BEGIN Exercise material
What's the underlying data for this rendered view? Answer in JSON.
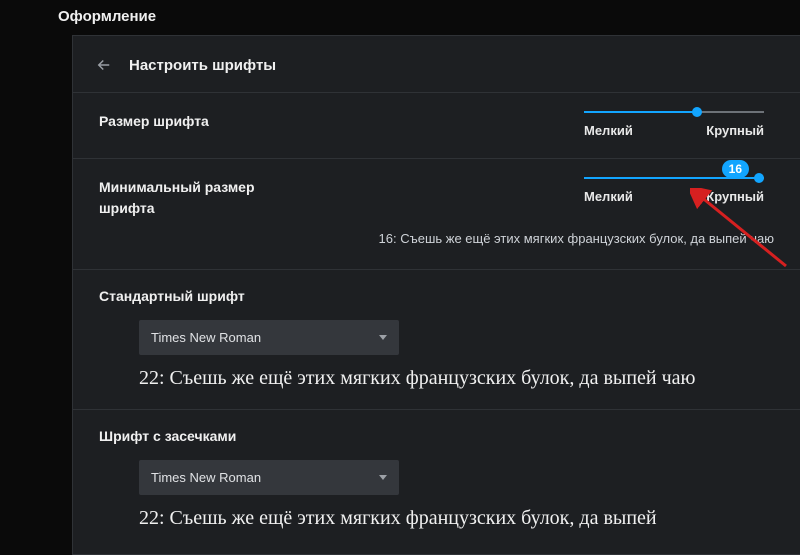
{
  "page_title": "Оформление",
  "header": {
    "title": "Настроить шрифты"
  },
  "font_size": {
    "label": "Размер шрифта",
    "min_label": "Мелкий",
    "max_label": "Крупный",
    "value_pct": 63
  },
  "min_font_size": {
    "label": "Минимальный размер шрифта",
    "min_label": "Мелкий",
    "max_label": "Крупный",
    "value_pct": 97,
    "badge": "16",
    "sample": "16: Съешь же ещё этих мягких французских булок, да выпей чаю"
  },
  "standard_font": {
    "heading": "Стандартный шрифт",
    "selected": "Times New Roman",
    "sample": "22: Съешь же ещё этих мягких французских булок, да выпей чаю"
  },
  "serif_font": {
    "heading": "Шрифт с засечками",
    "selected": "Times New Roman",
    "sample": "22: Съешь же ещё этих мягких французских булок, да выпей"
  }
}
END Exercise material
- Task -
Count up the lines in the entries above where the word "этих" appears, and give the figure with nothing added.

- Worked solution -
3